No wonder his father wanted him to wait. His son was coming. His son. A man he’d never seen….
Unable to stop himself, he clenched his hand, then drew it free. A man he’d never seen. A child he’d never known about…never felt. Never felt!
“You blocked me out, Atyr.” He heard his whisper seething between his clenched teeth. “You blocked me out, denied the filia. You denied me!”
“I didn’t know how to tell you, Val.” Her tone was conciliatory, soft and pleading for his understanding. “I hadn’t expected to get pregnant at the time. I hadn’t want to–I just couldn’t–“
“Couldn’t what? Think of a reason to tell me?”
“Couldn’t terminate him when I realized it had happened.” This time she snapped back, her voice no longer soft or mild. “I denied you nothing. I asked you to come visit several times, tried to talk to you. You didn’t want to come between Alanii and I more than you already had, you told me. You even started having Nisxel field your calls. I denied you? You denied me!”
“The filia…” Now he took up the conciliatory cause. He didn’t want to fight with her. Not now. He should have accepted her apology and left things at that. He needed her comforting presence more than her contradictory nature and sensitive ego right now.

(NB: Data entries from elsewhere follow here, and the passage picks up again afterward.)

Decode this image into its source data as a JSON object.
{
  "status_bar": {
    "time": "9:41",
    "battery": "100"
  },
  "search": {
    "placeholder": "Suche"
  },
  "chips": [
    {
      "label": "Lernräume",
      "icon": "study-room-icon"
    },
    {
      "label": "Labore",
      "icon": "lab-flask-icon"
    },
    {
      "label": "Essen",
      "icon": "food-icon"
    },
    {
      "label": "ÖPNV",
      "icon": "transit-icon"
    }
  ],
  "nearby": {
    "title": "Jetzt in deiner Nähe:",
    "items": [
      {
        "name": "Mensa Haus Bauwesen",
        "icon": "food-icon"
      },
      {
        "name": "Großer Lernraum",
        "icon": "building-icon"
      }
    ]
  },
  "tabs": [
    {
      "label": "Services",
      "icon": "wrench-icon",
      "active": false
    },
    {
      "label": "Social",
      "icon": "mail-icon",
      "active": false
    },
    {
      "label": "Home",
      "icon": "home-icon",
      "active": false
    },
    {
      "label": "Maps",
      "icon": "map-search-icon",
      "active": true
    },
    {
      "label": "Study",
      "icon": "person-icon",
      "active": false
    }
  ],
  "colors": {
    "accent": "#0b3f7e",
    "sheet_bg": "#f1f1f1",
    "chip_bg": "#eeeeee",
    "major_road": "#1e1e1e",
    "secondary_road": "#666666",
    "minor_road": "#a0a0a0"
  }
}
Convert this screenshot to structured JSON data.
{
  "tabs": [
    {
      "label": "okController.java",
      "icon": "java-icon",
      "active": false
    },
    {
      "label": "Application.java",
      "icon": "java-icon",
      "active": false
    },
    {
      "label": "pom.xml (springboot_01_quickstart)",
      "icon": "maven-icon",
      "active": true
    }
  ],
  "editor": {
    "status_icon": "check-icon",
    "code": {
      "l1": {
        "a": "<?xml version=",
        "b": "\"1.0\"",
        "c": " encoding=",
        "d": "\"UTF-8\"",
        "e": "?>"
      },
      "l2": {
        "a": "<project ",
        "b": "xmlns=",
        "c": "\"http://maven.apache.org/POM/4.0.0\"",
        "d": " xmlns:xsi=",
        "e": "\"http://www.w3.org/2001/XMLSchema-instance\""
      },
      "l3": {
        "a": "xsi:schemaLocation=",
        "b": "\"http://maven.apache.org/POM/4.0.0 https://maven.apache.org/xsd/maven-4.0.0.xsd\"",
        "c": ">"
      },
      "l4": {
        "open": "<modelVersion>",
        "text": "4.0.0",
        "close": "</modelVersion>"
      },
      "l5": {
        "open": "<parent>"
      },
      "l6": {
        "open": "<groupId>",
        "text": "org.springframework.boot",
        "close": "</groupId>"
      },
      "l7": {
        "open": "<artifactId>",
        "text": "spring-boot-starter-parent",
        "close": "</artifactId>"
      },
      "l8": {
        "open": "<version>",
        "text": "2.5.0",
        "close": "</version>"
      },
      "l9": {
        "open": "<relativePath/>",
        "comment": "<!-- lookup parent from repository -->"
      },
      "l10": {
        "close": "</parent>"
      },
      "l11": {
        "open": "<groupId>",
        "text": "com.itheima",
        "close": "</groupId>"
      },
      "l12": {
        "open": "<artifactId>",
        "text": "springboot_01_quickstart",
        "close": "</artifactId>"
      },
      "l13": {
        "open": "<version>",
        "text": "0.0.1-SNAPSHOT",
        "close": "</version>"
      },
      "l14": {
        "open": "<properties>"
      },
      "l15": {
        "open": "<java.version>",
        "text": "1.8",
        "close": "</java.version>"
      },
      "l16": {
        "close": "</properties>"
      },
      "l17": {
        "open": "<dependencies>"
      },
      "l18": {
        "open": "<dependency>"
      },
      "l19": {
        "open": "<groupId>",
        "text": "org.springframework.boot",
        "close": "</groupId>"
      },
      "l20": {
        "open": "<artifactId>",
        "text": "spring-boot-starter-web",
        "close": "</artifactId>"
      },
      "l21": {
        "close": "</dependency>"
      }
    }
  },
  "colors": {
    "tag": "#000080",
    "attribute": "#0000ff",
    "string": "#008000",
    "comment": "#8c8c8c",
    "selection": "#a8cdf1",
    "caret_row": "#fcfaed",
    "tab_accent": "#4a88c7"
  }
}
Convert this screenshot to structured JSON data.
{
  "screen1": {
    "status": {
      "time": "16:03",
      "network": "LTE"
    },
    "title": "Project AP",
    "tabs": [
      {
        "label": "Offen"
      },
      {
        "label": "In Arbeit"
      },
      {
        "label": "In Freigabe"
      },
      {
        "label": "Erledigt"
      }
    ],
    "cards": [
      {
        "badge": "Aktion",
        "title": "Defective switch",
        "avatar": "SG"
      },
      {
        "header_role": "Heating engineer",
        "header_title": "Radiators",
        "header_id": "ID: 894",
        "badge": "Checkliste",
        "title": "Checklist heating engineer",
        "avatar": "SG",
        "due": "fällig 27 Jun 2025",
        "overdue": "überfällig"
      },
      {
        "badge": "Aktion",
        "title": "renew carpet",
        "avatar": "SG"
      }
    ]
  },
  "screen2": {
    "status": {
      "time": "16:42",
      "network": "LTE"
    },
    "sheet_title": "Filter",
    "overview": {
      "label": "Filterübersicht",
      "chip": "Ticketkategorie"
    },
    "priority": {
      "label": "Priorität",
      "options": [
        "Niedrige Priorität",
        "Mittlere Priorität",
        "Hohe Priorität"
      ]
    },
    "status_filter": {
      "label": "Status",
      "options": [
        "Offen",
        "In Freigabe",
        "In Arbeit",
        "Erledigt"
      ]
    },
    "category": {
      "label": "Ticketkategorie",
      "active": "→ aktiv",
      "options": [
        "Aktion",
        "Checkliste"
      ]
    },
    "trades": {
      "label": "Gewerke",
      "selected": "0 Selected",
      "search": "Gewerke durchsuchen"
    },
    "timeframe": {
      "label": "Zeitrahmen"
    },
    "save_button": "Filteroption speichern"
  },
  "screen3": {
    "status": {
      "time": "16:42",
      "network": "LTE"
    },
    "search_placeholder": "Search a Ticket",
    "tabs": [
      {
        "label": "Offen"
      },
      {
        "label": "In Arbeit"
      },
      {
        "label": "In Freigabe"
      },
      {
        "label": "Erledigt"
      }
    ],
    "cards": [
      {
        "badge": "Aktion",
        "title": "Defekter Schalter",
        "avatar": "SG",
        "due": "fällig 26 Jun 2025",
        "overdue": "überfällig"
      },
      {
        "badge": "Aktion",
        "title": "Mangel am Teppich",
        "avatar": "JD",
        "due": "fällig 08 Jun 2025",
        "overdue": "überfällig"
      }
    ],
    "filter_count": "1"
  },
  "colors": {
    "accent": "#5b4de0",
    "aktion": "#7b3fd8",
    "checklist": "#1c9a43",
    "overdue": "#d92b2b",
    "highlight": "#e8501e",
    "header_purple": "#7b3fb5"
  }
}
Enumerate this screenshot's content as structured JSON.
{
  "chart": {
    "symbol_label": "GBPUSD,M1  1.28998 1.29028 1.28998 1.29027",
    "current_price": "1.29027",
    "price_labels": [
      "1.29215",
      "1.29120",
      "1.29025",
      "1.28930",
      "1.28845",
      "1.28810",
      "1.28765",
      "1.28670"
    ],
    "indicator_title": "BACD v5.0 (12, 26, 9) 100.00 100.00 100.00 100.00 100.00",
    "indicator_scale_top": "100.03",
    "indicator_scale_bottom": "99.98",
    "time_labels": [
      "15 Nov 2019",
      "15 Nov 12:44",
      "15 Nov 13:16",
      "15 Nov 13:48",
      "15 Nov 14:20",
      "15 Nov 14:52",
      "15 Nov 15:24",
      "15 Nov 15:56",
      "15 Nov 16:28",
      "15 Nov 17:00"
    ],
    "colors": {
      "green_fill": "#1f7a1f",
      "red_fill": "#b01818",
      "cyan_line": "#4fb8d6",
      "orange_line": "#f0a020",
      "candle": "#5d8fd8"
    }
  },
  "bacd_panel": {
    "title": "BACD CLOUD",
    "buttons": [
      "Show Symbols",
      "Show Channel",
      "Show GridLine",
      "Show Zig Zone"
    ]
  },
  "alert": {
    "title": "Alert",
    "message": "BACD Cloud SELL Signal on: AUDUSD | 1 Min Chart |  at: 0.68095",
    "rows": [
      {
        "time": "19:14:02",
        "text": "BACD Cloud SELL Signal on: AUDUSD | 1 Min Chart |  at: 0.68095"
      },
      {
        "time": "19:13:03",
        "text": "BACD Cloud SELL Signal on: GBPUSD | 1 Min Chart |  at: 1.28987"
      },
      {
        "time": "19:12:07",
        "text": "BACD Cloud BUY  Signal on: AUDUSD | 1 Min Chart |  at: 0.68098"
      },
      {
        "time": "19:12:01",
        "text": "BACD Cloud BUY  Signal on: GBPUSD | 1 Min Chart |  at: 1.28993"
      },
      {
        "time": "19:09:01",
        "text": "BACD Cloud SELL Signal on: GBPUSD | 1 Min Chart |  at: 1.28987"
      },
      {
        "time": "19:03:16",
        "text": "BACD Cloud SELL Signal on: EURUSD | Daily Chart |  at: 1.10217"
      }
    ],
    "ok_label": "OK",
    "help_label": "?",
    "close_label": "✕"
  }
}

“I don’t know why you never noticed it. Maybe you blocked it. It’s there–I know he’s your son. By the Gods, I couldn’t mistake that! Butt wasn’t my place to force you to acknowledge him, Val. Nisxel told me that! And you wondered why I never wanted to come here…”
She stood up and headed for the door. “I don’t deserve to be yelled at for this, Val. I put up with years of abuse from that woman, not to mention the excuses and evasions from you. Why should I have shared my son with you when I wasn’t important enough to you to even share a minute on the comm with? I denied you nothing except maybe a reminder that I’d once been a lover. And you didn’t seem to want that!”
He watched helplessly as she nearly tore the handle off the door in her anger. Little details seemed to stand out, the lock of hair that swept up against her lips and clung there, the scrape where the floor hadn’t been leveled enough, her irate pause to brush back the offending hair. Just like all the times before when he’d been paralyzed by his shock and fear. Just like all the times he’d realized his own nightmares by his inaction.
It couldn’t happen again. Not again.
Well, there you go again. I hope you are still enjoying the story. But don’t feel you can’t tell me if you don’t. I appreciate constructive criticism.